The Bendigo and Adelaide Bank Ltd (ASX: BEN) share price is in reverse on Monday morning.
This follows the release of the company's full year results for the 2022 financial year.
At the time of writing, the regional bank's shares are down 5.01% to $10.24.
Bendigo Bank share price sinks amid a 'challenging and competitive environment'
- Total income up 0.4% to $1,709.9 million
- Statutory net profit after tax down 6.9% to $488.1 million
- Cash earnings after tax up 9.4% to $500.4 million
- Fully franked final dividend per share of 26.5 cents
- CET1 ratio up 11 basis points to 9.68%
What happened in FY2022?
For the 12 months ended 30 June, Bendigo Bank reported a 9.4% increase in cash earnings after tax to $500.4 million. This was underpinned by disciplined cost management and lower loan provisions.
The net interest margin (NIM) declined 11 basis points in the previous half to 1.69% reflecting the historically low interest rate environment. Variable and fixed residential loan competitive pressure led to a decline of around 15 basis points over the first half.
In addition, the company's Common Equity Tier 1 (CET1) ratio – a key measure of financial strength – rose again, up 11 basis points to 9.68%. This is above Australian Prudential Regulation Authority's (APRA) benchmark target for standardised banks. Bendigo Bank stated that its strong capital position reflects a well-managed balance sheet and strong risk management.

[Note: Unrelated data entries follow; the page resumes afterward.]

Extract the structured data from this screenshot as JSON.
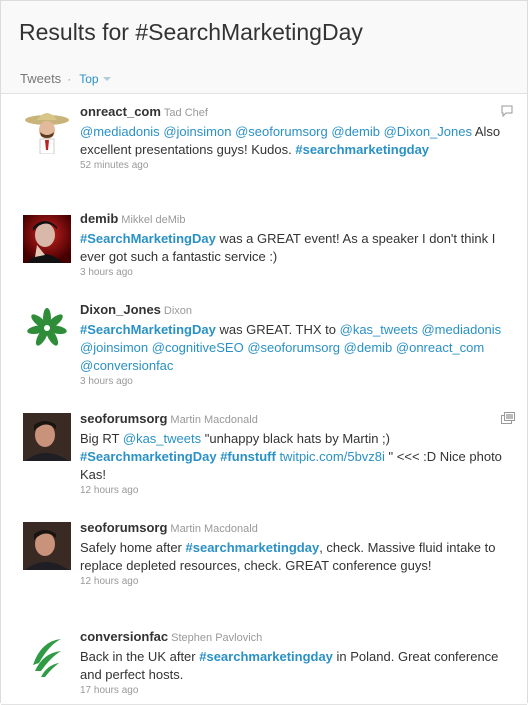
{
  "header": {
    "title": "Results for #SearchMarketingDay",
    "tab_tweets": "Tweets",
    "tab_sep": "·",
    "tab_top": "Top"
  },
  "tweets": [
    {
      "screen_name": "onreact_com",
      "full_name": "Tad Chef",
      "segments": [
        "@mediadonis",
        " ",
        "@joinsimon",
        " ",
        "@seoforumsorg",
        " ",
        "@demib",
        " ",
        "@Dixon_Jones",
        " Also excellent presentations guys! Kudos. ",
        "#searchmarketingday"
      ],
      "time": "52 minutes ago",
      "icon": "reply-icon"
    },
    {
      "screen_name": "demib",
      "full_name": "Mikkel deMib",
      "segments": [
        "#SearchMarketingDay",
        " was a GREAT event! As a speaker I don't think I ever got such a fantastic service :)"
      ],
      "time": "3 hours ago"
    },
    {
      "screen_name": "Dixon_Jones",
      "full_name": "Dixon",
      "segments": [
        "#SearchMarketingDay",
        " was GREAT. THX to ",
        "@kas_tweets",
        " ",
        "@mediadonis",
        " ",
        "@joinsimon",
        " ",
        "@cognitiveSEO",
        " ",
        "@seoforumsorg",
        " ",
        "@demib",
        " ",
        "@onreact_com",
        " ",
        "@conversionfac"
      ],
      "time": "3 hours ago"
    },
    {
      "screen_name": "seoforumsorg",
      "full_name": "Martin Macdonald",
      "segments": [
        "Big RT ",
        "@kas_tweets",
        " \"unhappy black hats by Martin ;) ",
        "#SearchmarketingDay",
        " ",
        "#funstuff",
        " ",
        "twitpic.com/5bvz8i",
        " \" <<< :D Nice photo Kas!"
      ],
      "time": "12 hours ago",
      "icon": "media-icon"
    },
    {
      "screen_name": "seoforumsorg",
      "full_name": "Martin Macdonald",
      "segments": [
        "Safely home after ",
        "#searchmarketingday",
        ", check. Massive fluid intake to replace depleted resources, check. GREAT conference guys!"
      ],
      "time": "12 hours ago"
    },
    {
      "screen_name": "conversionfac",
      "full_name": "Stephen Pavlovich",
      "segments": [
        "Back in the UK after ",
        "#searchmarketingday",
        " in Poland. Great conference and perfect hosts."
      ],
      "time": "17 hours ago"
    }
  ],
  "colors": {
    "link": "#2a91c6",
    "text": "#333333",
    "meta": "#999999"
  }
}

The robust performance allowed the Bendigo Bank board to declare a fully franked final dividend of 26.5 cents per share. This takes the full year dividend to 53 cents apiece, up 6% from the 50 cents in the prior corresponding period.
Bendigo Bank's CEO and managing director, Marnie Baker touched on the company's performance in FY2022. She said:
These results show we have delivered what we promised in a challenging and competitive environment. Bendigo and Adelaide Bank has delivered continued growth in loans, deposits and customer numbers. We have reduced costs and improved our cost to income ratio while maintaining a strong balance sheet and preserving our credit quality.
We have achieved a fourth consecutive half of positive jaws and our transformation agenda is on track. Our performance for FY22 is evidence that our strategy is working. The Bank is proud of the progress it has made and the discipline we have shown however we know we have more to do.
What's the outlook for FY2023?
No guidance has been given for FY2023. However, Baker spoke about focusing on the company's overall returns. She concluded:
What we hoped was going to be a relatively smooth economic landing coming out of COVID has got a little bumpy, as we face into growing inflationary pressures, a tight jobs market, rising wages and general global uncertainty.
Cash rate increases from the Reserve Bank are beginning to have an impact on property values in some markets and we can expect credit growth to moderate and competition to remain intense.
Taking inflationary headwinds into account, our aim is to keep costs broadly flat. Our investment spend will remain at current levels through to FY24 before declining and impairment expenses should return to historical averages over the medium term.